Music Business
Controlled Composition
Administration Deals
Mechanical License & HFA
Statutory Compulsory Mechanical License Rate
360 Multi-Rights Deal
Advances & Recoupment
Favored Nations Clause
Public Domain
Work Made For Hire
Performing Rights
Exclusive Songwriter Contract
Radio Music Director
Copyrights - Mechanical License - Performing Rights - Blanket license
Managers & Consultants
Professional Pack

Careers in the Music Business

We know that many other professions in life such as medicine, dentistry, law, social work, and other professions require discipline, research, and numerous hours of study to prove one's worthiness to participate gainfully in the field. And so, the music industry is fast becoming an area requiring many of the same elements for participating in it, and making the most of what the business has to offer.

First of all, let’s define what the music business is.

The Music Business is the commerce part of the music industry. This commerce or business side of music in America, Canada, Europe and around the world comes from many different ways to generate income and money for talent, services, companies, retailers, and also venues for performing.

If you are first starting out, you will have to determine what element of the music business you want to become involved with. Many are gifted, and have a passion and drive to be on the creative; "talent", performer side of the industry. But, there are numerous opportunities, and people that are more suited to be on the management, administrative, executive and company support side of the industry.

New talent and people seeking careers in music must also seriously take a long look at becoming more educated about the business part of music; how things work in this industry. Why? To avoid some of the tragic mistakes that so many new artists and up-and-coming producers are making everyday that causes millions of dollars to end up in someone else's pocket. As an on the rise artist, producer, songwriter, manager, or indie label, you must plan for success.  Also - many times, it may be in a person's best interest to invest in the idea of considering more of a formal education to get a degree through a music business school or become involved with some type of industry training via college courses.

Rande Isabella

Advice from Rande Isabella, Instructor of Music Production and Audio Engineering at Mike Curb College of Entertainment and Music Business at Belmont University in Nashville, TN.

At some point in the life of every artist, producer, manager, songwriter, singer or musician, the question of, "how much education do I need?" arises. This discussion is for the purpose of giving a real world look at music industry academia and its value and importance in the lives of today's music industry professionals. Should you go back to college? Or are there alternative ways of obtaining an education sufficient for securing a position within the industry.

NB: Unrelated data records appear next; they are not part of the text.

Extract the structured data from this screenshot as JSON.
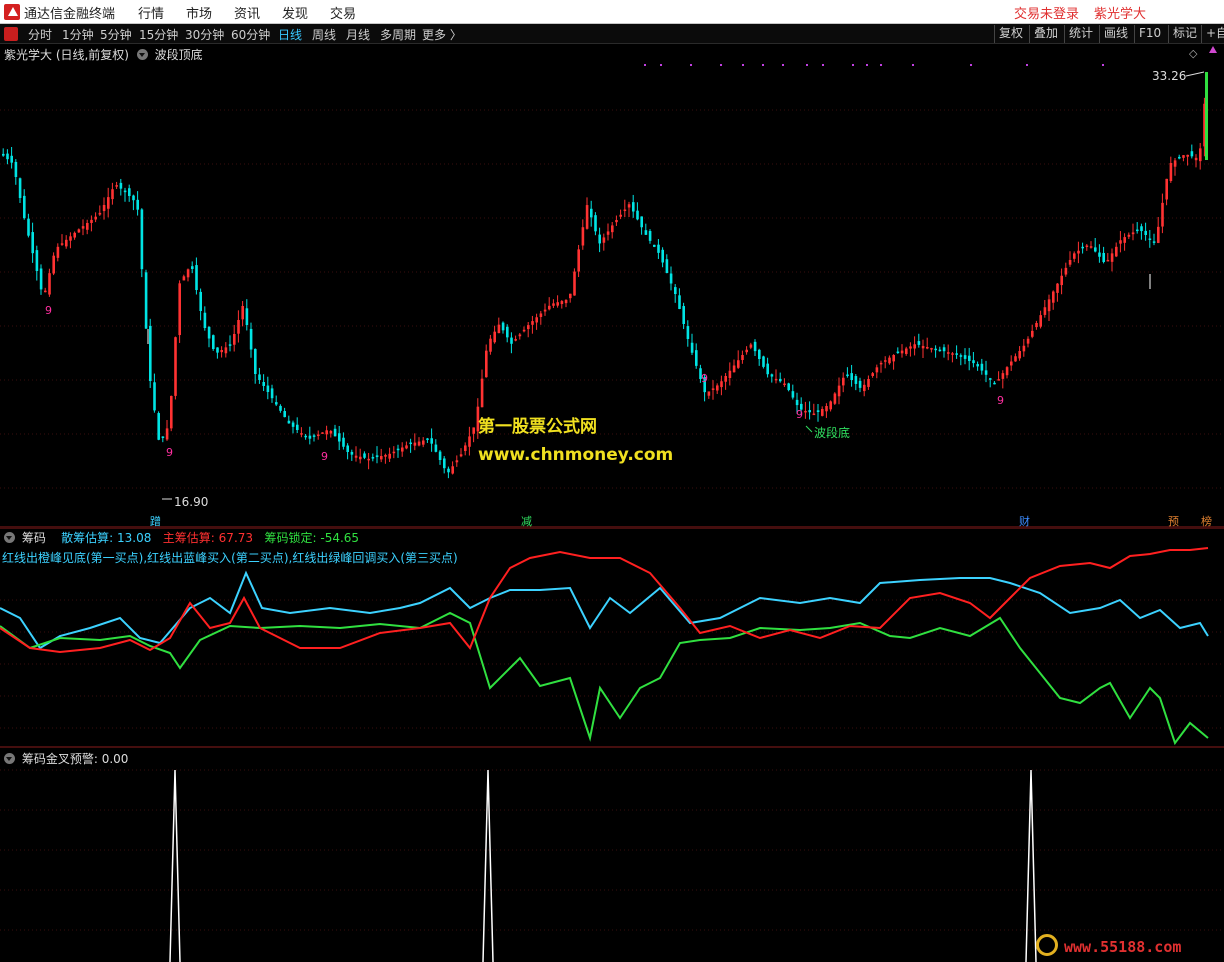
{
  "app": {
    "title": "通达信金融终端",
    "menu": [
      "行情",
      "市场",
      "资讯",
      "发现",
      "交易"
    ],
    "right_items": [
      "交易未登录",
      "紫光学大"
    ]
  },
  "toolbar": {
    "periods": [
      "分时",
      "1分钟",
      "5分钟",
      "15分钟",
      "30分钟",
      "60分钟",
      "日线",
      "周线",
      "月线",
      "多周期",
      "更多 〉"
    ],
    "active_period": "日线",
    "right_buttons": [
      "复权",
      "叠加",
      "统计",
      "画线",
      "F10",
      "标记",
      "+自"
    ]
  },
  "main_chart": {
    "title": "紫光学大 (日线,前复权)",
    "indicator": "波段顶底",
    "high_label": "33.26",
    "low_label": "16.90",
    "annotation": "波段底",
    "bottom_signal_digit": "9",
    "colors": {
      "up": "#ff3232",
      "down": "#00e4e4"
    },
    "watermark_title": "第一股票公式网",
    "watermark_url": "www.chnmoney.com"
  },
  "signals": [
    {
      "text": "蹭",
      "color": "#3cd2ff"
    },
    {
      "text": "减",
      "color": "#30e060"
    },
    {
      "text": "财",
      "color": "#3c8cff"
    },
    {
      "text": "预",
      "color": "#e08030"
    },
    {
      "text": "榜",
      "color": "#e08030"
    }
  ],
  "chip_panel": {
    "title": "筹码",
    "retail_label": "散筹估算:",
    "retail_value": "13.08",
    "main_label": "主筹估算:",
    "main_value": "67.73",
    "lock_label": "筹码锁定:",
    "lock_value": "-54.65",
    "legend": "红线出橙峰见底(第一买点),红线出蓝峰买入(第二买点),红线出绿峰回调买入(第三买点)",
    "colors": {
      "retail": "#3cd2ff",
      "main": "#ff2020",
      "lock": "#30e040"
    }
  },
  "cross_panel": {
    "title": "筹码金叉预警",
    "value": ": 0.00"
  },
  "site_logo": {
    "text": "www.55188.com"
  }
}
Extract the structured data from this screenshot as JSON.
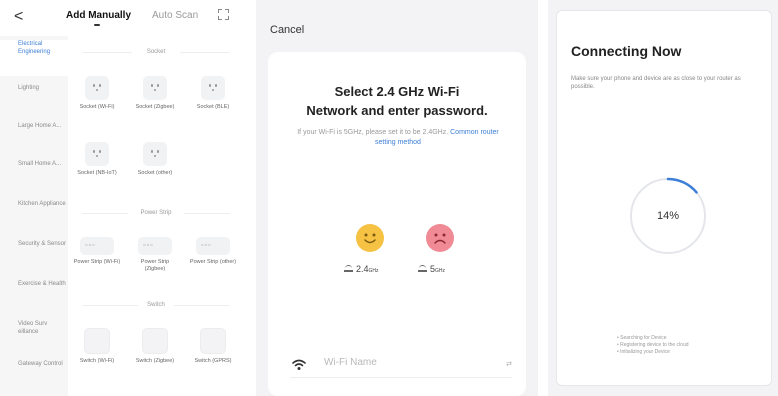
{
  "add_device": {
    "back_glyph": "<",
    "tabs": {
      "manual": "Add Manually",
      "auto": "Auto Scan"
    },
    "categories": [
      "Electrical Engineering",
      "Lighting",
      "Large Home A...",
      "Small Home A...",
      "Kitchen Appliance",
      "Security & Sensor",
      "Exercise & Health",
      "Video Surv eillance",
      "Gateway Control"
    ],
    "sections": {
      "socket": "Socket",
      "power_strip": "Power Strip",
      "switch": "Switch"
    },
    "sockets": [
      "Socket (Wi-Fi)",
      "Socket (Zigbee)",
      "Socket (BLE)",
      "Socket (NB-IoT)",
      "Socket (other)"
    ],
    "strips": [
      "Power Strip (Wi-Fi)",
      "Power Strip (Zigbee)",
      "Power Strip (other)"
    ],
    "switches": [
      "Switch (Wi-Fi)",
      "Switch (Zigbee)",
      "Switch (GPRS)"
    ]
  },
  "wifi": {
    "cancel": "Cancel",
    "title_line1": "Select 2.4 GHz Wi-Fi",
    "title_line2": "Network and enter password.",
    "subtitle": "If your Wi-Fi is 5GHz, please set it to be 2.4GHz.",
    "link": "Common router setting method",
    "band_24": "2.4",
    "band_5": "5",
    "unit": "GHz",
    "name_placeholder": "Wi-Fi Name",
    "swap_label": "⇄"
  },
  "connecting": {
    "title": "Connecting Now",
    "desc": "Make sure your phone and device are as close to your router as possible.",
    "progress_label": "14%",
    "progress": 0.14,
    "steps": [
      "Searching for Device",
      "Registering device to the cloud",
      "Initializing your Device"
    ]
  },
  "colors": {
    "accent": "#3d7fd6",
    "happy": "#f6c244",
    "sad": "#f08a94"
  }
}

Criteria for determining the best course of action for you should not be based on what others have done or what a particular school has developed. Your particular career goals should dictate the method(s) used for obtaining sufficient education. These solutions should be individualized and flexible to meet the demands and ever changing dynamics of the career market. Let's discuss music & entertanment industry education as it applies to you and your specific needs.

Some of the key music industry jobs and careers in the music business are:

Music Producer, Label A&R, Manager, Publisher, Music Booking Agent, Songwriter, Artist, Composer, Arranger, Engineer, Recording Studio, Entertainment Attorney & Legal Advisor, Talent Agent, Radio DJ, Music Program Director, Live Music Performer, Radio Personality, Music Business Consultant, PR, Music Marketing & Promotion, Talent Coordinator, Studio Musician, Touring Musician, Background Vocalist, Concert Promoter, Choreographer, Label Administration, Business Manager, Talent Scout, Distributor, Video Professionals, and other industry related gigs.

The various ways of generating money in music come from (but are not limited to) Producing, performing, recording, record production, beats for sale, distribution, music publishing, record labels, licensing, talent management; artists, songwriters, performers, musicians, and more; promotion and marketing, sales, concerts, radio, video, tv, film, soundtracks, synchronization, copyrights, legal services, audio professionals; engineers, mixing, mastering services, music education and more.

In an effort of to further educate those who would like to know and understand many of the terms and common definitions used in the music business, we have put together some of the common music business terms that should help you.


Music Contracts